### TASK GOAL
The exercise asks you to copy every line below in which "conductor" appears.
=== Begin Enclosure ===
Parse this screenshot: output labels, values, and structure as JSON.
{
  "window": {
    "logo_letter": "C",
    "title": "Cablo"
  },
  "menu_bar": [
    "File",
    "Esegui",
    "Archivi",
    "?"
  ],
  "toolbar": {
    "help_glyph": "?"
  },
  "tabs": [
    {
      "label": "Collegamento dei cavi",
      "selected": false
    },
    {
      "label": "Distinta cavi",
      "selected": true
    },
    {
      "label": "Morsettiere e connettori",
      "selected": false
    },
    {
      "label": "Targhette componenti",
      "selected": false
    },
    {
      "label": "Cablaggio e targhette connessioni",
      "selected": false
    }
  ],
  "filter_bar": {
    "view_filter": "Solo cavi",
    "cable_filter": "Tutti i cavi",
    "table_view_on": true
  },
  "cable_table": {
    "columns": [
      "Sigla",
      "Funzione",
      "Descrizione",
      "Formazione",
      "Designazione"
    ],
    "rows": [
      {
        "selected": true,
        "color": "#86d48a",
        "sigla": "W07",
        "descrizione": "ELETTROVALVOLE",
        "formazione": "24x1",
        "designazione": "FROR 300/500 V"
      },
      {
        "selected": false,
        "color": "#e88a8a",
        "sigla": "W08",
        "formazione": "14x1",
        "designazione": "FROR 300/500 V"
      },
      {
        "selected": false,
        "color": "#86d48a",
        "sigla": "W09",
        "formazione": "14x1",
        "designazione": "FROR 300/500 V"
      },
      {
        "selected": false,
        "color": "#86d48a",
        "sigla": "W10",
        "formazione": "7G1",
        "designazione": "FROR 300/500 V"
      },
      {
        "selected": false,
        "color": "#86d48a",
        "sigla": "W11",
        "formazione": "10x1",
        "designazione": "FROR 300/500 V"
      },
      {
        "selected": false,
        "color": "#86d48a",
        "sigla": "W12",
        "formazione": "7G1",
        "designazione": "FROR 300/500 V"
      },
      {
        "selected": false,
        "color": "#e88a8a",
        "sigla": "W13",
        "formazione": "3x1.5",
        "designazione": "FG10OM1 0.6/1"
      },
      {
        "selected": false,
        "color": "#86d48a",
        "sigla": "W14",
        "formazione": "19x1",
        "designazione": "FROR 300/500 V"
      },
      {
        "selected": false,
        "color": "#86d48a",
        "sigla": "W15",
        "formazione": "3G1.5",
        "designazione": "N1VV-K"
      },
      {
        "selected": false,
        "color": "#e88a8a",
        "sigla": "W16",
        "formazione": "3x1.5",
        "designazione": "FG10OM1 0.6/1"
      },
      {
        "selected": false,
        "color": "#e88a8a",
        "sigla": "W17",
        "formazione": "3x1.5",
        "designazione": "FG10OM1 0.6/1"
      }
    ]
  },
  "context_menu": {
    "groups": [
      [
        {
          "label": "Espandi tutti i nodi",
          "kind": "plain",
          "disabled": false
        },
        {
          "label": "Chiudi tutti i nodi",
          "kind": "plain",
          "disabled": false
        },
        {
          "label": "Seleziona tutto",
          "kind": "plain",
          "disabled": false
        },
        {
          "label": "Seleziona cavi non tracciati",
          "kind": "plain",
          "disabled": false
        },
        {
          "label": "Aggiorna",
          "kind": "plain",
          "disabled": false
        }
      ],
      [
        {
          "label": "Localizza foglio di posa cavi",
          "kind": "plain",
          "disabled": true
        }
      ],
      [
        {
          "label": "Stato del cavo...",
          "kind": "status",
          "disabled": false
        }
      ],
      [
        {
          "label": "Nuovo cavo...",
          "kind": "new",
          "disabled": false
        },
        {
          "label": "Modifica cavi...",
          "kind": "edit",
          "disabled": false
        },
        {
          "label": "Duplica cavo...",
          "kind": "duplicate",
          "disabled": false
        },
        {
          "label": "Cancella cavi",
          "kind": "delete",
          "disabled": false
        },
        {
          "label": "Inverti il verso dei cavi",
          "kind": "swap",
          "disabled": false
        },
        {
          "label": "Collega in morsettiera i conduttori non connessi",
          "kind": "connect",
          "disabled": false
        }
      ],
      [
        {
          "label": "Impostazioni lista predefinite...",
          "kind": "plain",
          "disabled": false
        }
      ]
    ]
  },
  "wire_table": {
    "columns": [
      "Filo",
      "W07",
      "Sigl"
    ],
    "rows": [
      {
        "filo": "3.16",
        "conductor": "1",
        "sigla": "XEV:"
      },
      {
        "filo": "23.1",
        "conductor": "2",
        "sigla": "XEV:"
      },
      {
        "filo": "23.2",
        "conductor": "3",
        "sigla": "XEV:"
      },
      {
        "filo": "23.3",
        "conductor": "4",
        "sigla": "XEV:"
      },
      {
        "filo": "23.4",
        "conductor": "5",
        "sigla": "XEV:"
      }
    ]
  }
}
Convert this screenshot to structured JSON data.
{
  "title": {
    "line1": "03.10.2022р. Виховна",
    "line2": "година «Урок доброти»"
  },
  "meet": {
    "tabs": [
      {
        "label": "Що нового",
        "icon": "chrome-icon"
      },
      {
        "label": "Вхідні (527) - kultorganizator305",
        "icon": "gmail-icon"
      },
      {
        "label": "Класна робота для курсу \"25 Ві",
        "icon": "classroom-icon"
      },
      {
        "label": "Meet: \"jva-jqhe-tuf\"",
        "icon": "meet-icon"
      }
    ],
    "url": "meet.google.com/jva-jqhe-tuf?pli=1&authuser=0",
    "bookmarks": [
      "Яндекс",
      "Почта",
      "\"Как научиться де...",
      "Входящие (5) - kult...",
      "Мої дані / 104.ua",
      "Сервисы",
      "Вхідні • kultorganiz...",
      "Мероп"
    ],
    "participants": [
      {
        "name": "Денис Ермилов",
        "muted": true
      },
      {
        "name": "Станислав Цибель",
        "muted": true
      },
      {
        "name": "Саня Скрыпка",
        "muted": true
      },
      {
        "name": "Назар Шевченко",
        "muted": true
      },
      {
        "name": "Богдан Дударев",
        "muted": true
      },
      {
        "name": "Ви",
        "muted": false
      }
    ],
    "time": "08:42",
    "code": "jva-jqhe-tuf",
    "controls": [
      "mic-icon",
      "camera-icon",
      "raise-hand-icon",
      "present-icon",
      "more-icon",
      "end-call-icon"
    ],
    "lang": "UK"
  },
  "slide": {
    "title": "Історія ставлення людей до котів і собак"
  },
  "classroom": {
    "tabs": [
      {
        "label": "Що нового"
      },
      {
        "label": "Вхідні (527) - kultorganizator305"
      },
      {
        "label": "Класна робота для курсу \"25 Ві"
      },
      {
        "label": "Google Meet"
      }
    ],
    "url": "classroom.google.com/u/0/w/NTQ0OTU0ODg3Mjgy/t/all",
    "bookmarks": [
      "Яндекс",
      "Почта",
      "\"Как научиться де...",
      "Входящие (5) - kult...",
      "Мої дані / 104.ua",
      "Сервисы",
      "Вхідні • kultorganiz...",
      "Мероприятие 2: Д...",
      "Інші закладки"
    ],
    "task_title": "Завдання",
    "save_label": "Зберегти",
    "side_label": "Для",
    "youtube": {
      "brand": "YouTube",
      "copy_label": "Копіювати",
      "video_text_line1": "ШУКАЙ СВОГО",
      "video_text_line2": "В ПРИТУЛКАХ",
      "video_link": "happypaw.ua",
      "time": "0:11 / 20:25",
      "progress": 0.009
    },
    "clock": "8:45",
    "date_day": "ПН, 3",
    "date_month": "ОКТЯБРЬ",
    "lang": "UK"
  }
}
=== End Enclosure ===
### RESPONSE TO THE EXERCISE
        "conductor": "1",
        "conductor": "2",
        "conductor": "3",
        "conductor": "4",
        "conductor": "5",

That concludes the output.